* _What you should do_: Copy out each line below containing "data".

* _Supplied entries_:
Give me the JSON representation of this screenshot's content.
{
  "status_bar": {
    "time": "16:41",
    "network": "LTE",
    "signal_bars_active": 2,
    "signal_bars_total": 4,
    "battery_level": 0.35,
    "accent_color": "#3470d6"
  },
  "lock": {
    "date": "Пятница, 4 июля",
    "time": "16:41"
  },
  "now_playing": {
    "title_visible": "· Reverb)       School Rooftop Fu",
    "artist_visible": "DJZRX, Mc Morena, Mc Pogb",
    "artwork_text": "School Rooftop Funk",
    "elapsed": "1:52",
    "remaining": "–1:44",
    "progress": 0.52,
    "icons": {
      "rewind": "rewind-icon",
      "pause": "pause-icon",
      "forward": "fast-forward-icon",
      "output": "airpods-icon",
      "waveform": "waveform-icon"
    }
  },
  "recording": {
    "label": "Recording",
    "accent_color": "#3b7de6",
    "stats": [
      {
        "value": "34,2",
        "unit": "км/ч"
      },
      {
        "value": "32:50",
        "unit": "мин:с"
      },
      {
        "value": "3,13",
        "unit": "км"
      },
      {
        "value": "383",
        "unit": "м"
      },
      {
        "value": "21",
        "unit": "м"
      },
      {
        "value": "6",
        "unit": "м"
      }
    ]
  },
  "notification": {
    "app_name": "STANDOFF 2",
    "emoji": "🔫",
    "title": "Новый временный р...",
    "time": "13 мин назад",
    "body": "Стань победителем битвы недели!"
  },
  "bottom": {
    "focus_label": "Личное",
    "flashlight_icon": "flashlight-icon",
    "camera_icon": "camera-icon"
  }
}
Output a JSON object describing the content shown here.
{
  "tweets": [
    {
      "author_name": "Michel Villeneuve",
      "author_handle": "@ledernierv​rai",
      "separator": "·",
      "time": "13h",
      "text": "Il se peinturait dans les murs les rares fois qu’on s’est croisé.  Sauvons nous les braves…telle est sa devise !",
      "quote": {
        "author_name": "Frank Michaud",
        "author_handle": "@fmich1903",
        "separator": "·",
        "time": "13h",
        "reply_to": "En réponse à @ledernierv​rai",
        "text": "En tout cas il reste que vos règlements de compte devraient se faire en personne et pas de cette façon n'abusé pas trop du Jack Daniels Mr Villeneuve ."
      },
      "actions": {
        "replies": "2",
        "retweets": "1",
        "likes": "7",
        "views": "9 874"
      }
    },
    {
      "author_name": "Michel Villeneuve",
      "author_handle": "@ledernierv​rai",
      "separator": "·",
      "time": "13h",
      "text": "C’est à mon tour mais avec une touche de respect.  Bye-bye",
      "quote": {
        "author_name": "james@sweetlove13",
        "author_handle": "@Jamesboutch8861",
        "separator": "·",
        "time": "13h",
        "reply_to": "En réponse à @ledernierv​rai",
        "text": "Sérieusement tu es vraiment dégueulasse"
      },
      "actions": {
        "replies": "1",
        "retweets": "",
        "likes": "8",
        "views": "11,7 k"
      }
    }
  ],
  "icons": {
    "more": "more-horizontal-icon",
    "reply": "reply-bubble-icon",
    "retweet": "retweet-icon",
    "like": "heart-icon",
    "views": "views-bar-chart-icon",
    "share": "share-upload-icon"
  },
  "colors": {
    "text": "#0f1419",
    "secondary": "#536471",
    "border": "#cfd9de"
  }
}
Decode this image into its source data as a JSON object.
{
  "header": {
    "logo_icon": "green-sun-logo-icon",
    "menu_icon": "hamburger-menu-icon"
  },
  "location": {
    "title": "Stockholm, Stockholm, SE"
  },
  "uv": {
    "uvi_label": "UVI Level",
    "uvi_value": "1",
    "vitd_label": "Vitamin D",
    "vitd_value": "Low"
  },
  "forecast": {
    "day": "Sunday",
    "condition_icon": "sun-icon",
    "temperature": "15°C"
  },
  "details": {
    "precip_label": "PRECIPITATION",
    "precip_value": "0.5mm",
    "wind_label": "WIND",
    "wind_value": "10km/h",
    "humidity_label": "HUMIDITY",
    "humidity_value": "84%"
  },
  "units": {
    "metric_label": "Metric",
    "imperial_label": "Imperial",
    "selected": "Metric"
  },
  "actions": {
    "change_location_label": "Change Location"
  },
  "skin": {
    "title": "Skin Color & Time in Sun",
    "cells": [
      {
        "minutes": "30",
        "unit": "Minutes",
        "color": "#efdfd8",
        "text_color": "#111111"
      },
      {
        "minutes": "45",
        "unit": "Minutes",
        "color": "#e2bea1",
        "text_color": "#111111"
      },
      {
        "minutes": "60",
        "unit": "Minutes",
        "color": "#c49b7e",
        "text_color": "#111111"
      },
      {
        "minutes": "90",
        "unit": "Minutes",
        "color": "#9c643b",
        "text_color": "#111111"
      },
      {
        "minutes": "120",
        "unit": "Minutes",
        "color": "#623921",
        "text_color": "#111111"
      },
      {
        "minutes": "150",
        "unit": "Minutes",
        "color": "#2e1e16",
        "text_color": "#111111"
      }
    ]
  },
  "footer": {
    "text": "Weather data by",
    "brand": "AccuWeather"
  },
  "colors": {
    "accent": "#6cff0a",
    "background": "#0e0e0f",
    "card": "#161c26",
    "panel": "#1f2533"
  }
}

* _Exercise response_:
Decode this image into its source data as a JSON object.
    "text": "Weather data by",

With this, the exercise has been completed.